Over 90 countries, including more than
30 from Africa, have agreed on the language of a new treaty to crack down on
illegal and unregulated fishing.
treaty would toughen port security and make it much harder for vessels to
unload illegal catches. Its official
name is the Agreement on Port State Measures to Prevent, Deter and Eliminate
Illegal, Unreported and Unregulated Fishing.
Doulman, an official with the U.N. Food and Agriculture Organization's Fisheries
and Aquaculture Department in Rome, says, "It's an attempt to block the entry
of illegally caught fish into international markets, so that the perpetrators
of this type of fishing will not be able to benefit…or it will be more
difficult for them to benefit."
A fishy catch?
says the treaty contains straightforward procedures.
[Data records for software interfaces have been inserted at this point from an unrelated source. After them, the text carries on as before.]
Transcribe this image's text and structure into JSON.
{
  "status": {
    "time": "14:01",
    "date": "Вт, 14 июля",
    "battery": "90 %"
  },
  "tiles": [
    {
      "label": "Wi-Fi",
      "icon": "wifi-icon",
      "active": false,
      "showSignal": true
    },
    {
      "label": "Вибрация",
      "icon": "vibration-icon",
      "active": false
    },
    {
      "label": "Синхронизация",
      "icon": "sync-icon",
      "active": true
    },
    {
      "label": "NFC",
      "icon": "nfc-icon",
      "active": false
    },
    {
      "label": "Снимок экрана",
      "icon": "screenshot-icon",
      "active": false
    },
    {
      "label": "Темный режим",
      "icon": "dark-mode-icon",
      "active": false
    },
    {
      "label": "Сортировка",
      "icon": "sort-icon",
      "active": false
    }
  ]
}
country…will designate ports where vessels can enter and vessels will be aware
of what's called designated ports. Then
each vessel will have to make an application to enter the port, say 24, 48
hours in advance of their arrival," he says.
up to port officials to decide whether to allow a vessel to dock or send it
they deny the vessel access, they will have to explain why, provide information
to the flag state, etc., and send the vessel away," he says.
a vessel is allowed entry, it faces close scrutiny.
will then be subject to inspection and if there is any evidence that the vessel
has been engaged in illegal fishing, then it will also be sent away. And it will be denied access to port
services…refueling, taking on food, water, things like that," he says.
Cooperation is a must
say we're talking about West Africa. We
need to have all the West African countries on board this agreement in order to
make sure that vessels, if they're denied from entering in one country, just
can't then sail into the next country," he says.
fishing includes not having a license or not reporting what types of fish have
been caught when required to do so.
The fishing treaty could be ready for
signing by November. Then 25 countries
need to ratify it before it can take effect.